WHEN cold raindrops patter on the roof and drip off the eaves in a steady rhythm, I sometimes put off the cold with Speckie Soup (with dumplings). I pull my shiny soup kettle from the kitchen cupboard and ``consecrate'' both the kettle and the season's storms by boiling up a storm of my own.
The recipe for this soup has been handed down for generations in our family, originating with my grandmother - ``Mother D,'' who was born in Germany and later came to America.
It was my grandfather's favorite dish, and, as often as he could, he coerced his wife (my grandma, or ``Bummy,'' as he called her), and in turn my mother, into making it for him.

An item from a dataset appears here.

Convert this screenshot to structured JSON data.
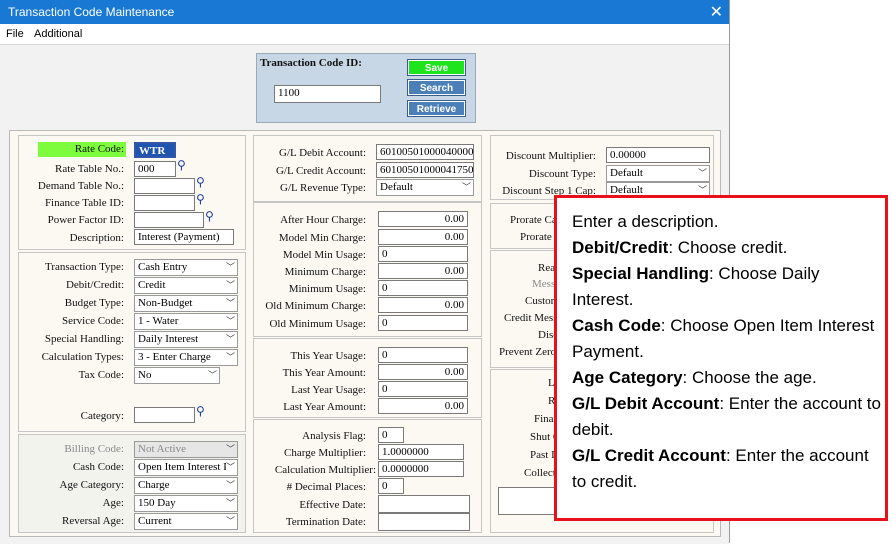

But in our house we could have Speckie Soup only when Dad was away at work or on a business trip. He was a devout ``meat-and-potatoes man'' and believed that soup was an inferior meal - to be reserved strictly for those in the family who were under the weather.
The rest of us secretly disagreed. And whenever Grandpa came to visit, Mom would make Speckie Soup for lunch.
It seemed to rain whenever we had Speckie Soup - that dark, bone-chilling Seattle rain.
Our kitchen table was near a sliding-glass door that looked out onto a small patio. When the rain fell long and hard, it would collect on the cement slab in a large glossy puddle.
I loved to stare out that door watching big silvery bubbles glide across the surface of the puddle and eventually burst, while Mom, bent over a steamy kettle, prepared the rich broth for Grandpa's soup.
In the cooking process, something remarkable and unexpected happened to the simple ingredients. Potatoes, onion, bacon, and water were transformed into a rich, creamy, savory broth.
While the soup simmered, Mom would make the Speckie (or dumpling) dough under Grandpa's watchful eye.
Holding the soft, floury dough mass in the palm of her left hand, she would snip off large chunks of the dough with her kitchen shears, letting them drop gently into the simmering stock.
Within a few minutes the speckies would puff and rise to the surface, signaling that the soup was ready to be served.
As soon as the hot soup had been ladled into bowls, Grandpa (who was always very concerned about our well-being) would carry my little sister's bowl of soup out into the chilly air.
Oblivious of the deep puddle and the rain, he would blow on the soup, stirring it like an alchemist - fragrant steam rising to the sky - until the soup was cool enough for a child's palate.
Next, he would collect my bowl of soup and patiently perform the same ritual for me that he had performed for my sister.
When Grandpa was finished with the soup-cooling process, he would step back inside, shaking the rain out of his silvery hair. Cold, damp air lingered about him.
Finally, it was time to eat.
Spoonful after spoonful, we sipped the nourishing broth and sank our teeth deep into the chewy dumplings - warmth flickered through us like fire.
After lunch we were content to sit for hours in our steamy kitchen, listening to the endless plopping of the rain on the rooftop and watching slippery rivulets of water run down the outside of the glass door.
Those fond memories rushed softly through my consciousness not long ago when for the first time in years I tasted Speckie Soup while it rained. Speckie Soup Broth: 2 medium-size potatoes, peeled and diced 6 cups water 3 slices bacon, cut into small pieces 1 medium onion, chopped Speckies (dumplings): 2 eggs 1/2 tsp. salt About 1 cup flour, or enough to make a stiff dough
Peel potatoes, dice. Place in soup kettle and add 6 cups water.
Bring to boil and simmer until tender.
While potatoes are cooking, cut bacon into small pieces and fry until crisp. Lift bacon out of fat and drain on paper towels. Add bacon to potatoes.
Chop onion and saut'e in 2 tbsp. bacon fat. Add onion to soup after it has cooked until transparent. Let soup simmer gently.
To make speckies: Mix eggs with a fork. Add salt and enough flour to form a stiff dough.
With scissors or a knife, cut dough into fairly large chunks (walnut size) and add to soup.
Simmer for about 10 minutes, until speckies are firm. Season soup with salt and freshly grated black pepper.
Serves 3 to 4.